**Work task:**
Copy nothing but the lines below, from the one with "Extract the structured" through the one with "Enumerate this screenshot's", exactly as written; no pictures should appear.

**Web page and app entries:**
BEGIN

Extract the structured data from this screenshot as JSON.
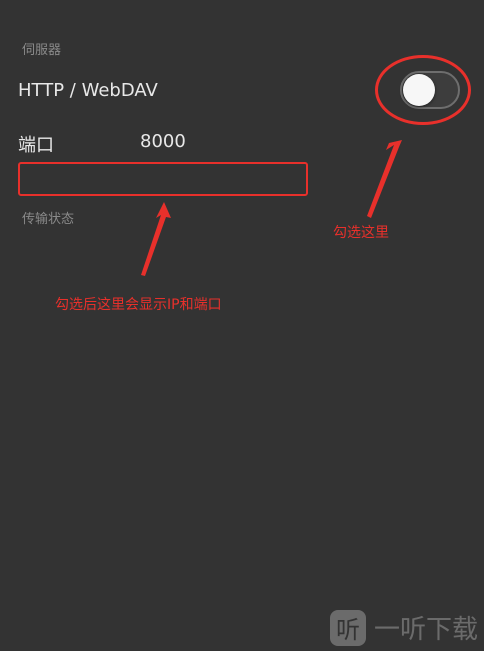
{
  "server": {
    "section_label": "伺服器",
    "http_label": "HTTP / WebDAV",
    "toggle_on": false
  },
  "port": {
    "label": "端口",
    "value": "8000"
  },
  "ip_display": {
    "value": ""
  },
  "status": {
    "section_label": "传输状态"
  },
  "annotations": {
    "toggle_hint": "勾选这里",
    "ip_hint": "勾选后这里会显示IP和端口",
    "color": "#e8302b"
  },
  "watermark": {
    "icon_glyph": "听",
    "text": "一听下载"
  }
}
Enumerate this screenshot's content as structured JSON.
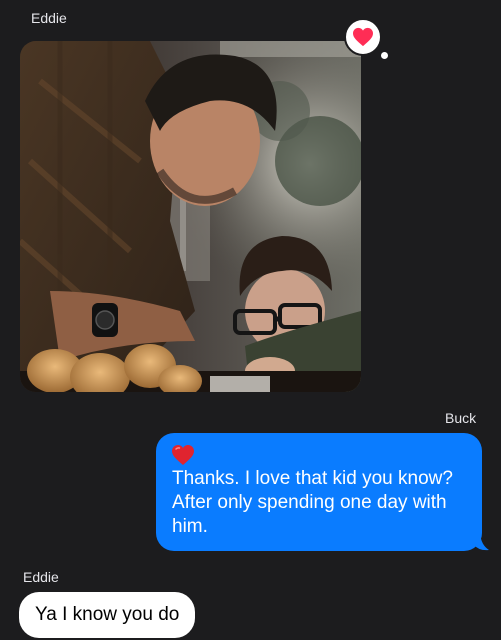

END
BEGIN

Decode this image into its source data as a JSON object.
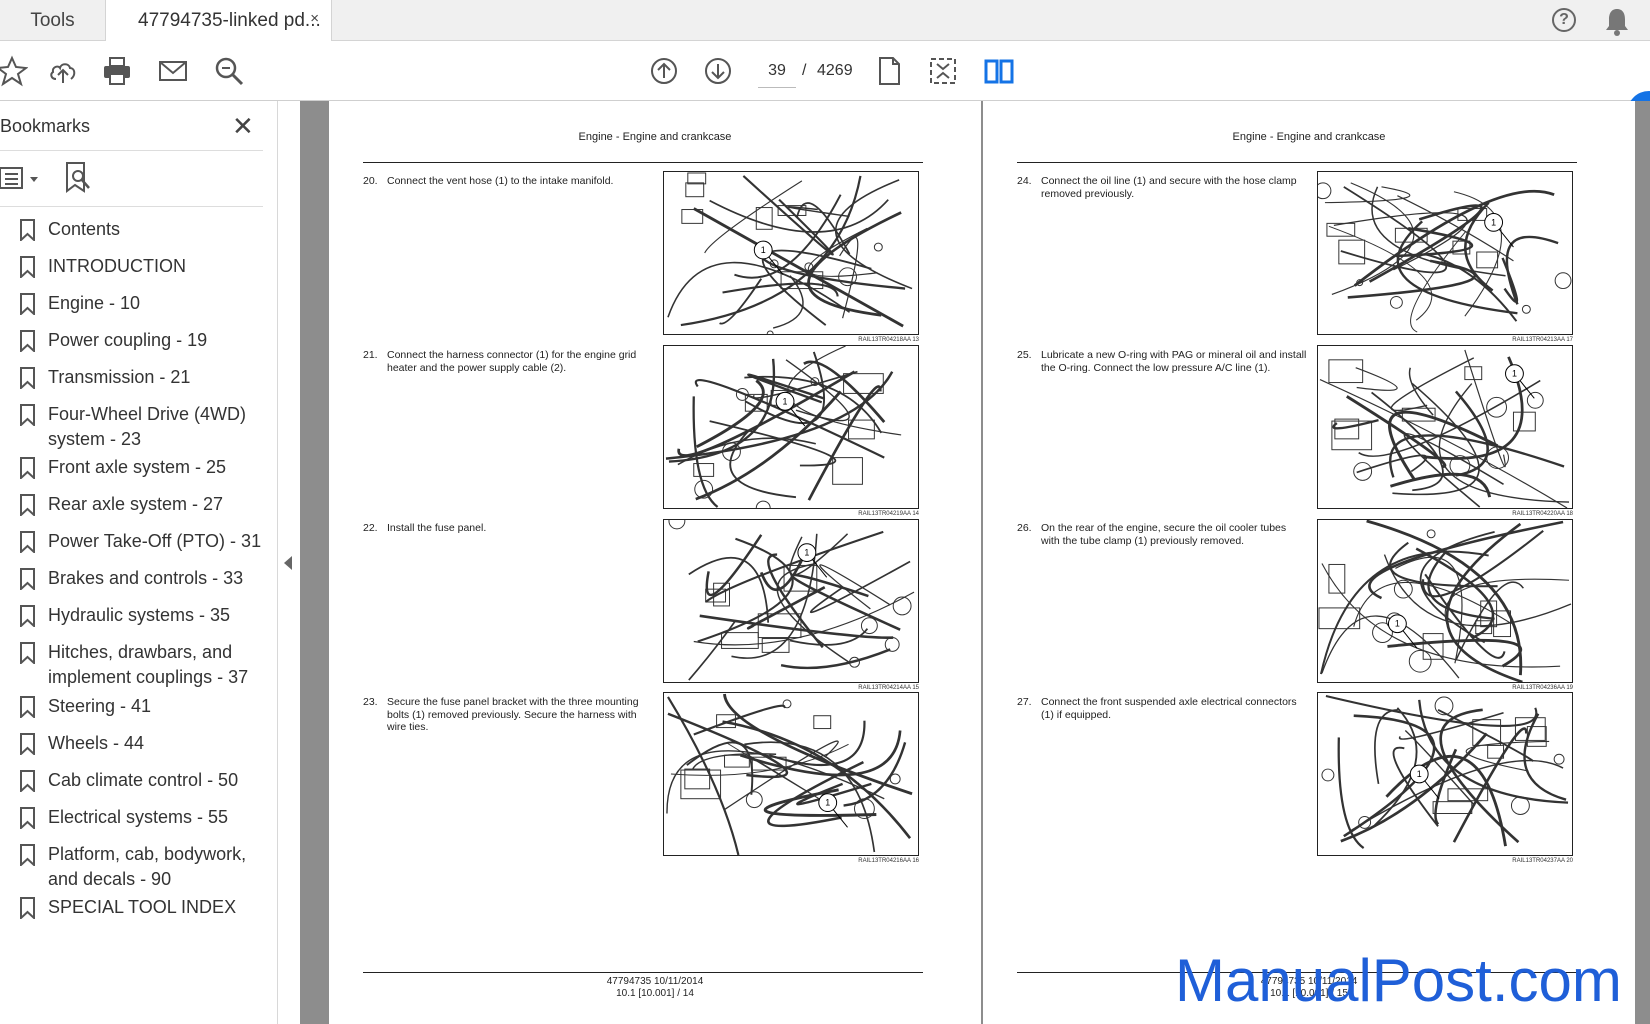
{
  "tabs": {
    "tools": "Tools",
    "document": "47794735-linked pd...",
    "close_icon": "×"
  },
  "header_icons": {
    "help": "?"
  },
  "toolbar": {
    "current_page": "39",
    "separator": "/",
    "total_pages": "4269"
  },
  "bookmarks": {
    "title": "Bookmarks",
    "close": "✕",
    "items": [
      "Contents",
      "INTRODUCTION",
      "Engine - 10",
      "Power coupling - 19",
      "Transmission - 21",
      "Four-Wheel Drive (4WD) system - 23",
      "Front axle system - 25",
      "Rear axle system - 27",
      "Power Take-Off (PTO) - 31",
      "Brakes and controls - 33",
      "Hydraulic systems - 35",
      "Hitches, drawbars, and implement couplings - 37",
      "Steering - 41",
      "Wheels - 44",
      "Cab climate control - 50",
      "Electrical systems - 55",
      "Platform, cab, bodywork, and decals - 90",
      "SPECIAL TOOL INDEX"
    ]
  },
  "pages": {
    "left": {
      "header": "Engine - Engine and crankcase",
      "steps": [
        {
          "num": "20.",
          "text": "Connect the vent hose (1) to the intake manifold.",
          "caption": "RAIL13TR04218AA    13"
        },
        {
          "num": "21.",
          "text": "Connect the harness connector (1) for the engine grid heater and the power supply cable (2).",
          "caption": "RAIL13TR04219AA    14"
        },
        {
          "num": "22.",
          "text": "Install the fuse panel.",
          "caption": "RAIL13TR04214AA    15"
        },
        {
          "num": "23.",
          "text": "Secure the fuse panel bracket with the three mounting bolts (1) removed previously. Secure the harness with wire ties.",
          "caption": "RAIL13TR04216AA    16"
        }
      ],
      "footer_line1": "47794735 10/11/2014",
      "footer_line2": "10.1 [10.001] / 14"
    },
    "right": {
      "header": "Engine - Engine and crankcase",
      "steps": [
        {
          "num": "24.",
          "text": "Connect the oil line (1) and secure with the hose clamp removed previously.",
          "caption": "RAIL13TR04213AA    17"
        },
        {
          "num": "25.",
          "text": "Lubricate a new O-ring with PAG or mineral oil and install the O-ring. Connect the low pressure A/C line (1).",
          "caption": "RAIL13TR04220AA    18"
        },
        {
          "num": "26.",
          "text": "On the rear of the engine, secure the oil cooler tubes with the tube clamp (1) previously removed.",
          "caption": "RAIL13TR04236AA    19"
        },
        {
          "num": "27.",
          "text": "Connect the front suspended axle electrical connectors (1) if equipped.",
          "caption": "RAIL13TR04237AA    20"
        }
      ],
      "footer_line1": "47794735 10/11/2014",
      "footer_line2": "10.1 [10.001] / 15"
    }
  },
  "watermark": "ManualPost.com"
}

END
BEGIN

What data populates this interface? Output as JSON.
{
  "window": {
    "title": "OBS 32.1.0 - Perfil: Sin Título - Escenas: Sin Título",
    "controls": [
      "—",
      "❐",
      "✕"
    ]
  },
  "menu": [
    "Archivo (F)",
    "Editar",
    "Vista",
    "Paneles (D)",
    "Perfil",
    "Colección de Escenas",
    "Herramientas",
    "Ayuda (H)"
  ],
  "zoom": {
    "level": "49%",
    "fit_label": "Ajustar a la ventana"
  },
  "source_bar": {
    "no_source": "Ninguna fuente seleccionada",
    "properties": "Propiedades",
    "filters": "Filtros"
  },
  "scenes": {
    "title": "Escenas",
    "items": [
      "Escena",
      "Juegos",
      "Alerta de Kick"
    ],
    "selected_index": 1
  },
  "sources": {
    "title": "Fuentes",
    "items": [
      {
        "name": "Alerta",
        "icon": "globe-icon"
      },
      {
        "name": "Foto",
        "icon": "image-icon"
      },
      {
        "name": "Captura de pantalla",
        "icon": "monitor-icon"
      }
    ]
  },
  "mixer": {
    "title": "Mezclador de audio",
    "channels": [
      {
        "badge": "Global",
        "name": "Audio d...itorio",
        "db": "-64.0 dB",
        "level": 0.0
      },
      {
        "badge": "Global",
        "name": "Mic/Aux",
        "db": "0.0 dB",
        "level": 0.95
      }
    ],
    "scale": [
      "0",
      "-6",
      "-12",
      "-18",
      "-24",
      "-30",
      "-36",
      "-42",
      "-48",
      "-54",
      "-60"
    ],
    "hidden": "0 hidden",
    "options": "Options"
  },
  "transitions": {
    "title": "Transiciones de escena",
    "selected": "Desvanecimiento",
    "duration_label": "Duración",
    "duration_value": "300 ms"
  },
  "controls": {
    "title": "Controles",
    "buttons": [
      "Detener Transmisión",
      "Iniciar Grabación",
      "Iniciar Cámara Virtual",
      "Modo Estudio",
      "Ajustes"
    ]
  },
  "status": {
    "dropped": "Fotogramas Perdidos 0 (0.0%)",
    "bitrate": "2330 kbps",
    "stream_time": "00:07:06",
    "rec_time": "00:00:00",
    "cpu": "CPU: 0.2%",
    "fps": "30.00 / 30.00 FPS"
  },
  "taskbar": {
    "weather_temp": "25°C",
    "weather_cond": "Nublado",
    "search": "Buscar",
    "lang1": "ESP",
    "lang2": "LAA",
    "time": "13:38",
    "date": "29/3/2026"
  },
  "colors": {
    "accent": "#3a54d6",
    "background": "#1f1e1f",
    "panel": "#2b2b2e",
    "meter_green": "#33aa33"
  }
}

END

**Expected answer:**
Extract the structured data from this screenshot as JSON.
{
  "server": {
    "section_label": "伺服器",
    "http_label": "HTTP / WebDAV",
    "toggle_on": false
  },
  "port": {
    "label": "端口",
    "value": "8000"
  },
  "ip_display": {
    "value": ""
  },
  "status": {
    "section_label": "传输状态"
  },
  "annotations": {
    "toggle_hint": "勾选这里",
    "ip_hint": "勾选后这里会显示IP和端口",
    "color": "#e8302b"
  },
  "watermark": {
    "icon_glyph": "听",
    "text": "一听下载"
  }
}
Enumerate this screenshot's content as structured JSON.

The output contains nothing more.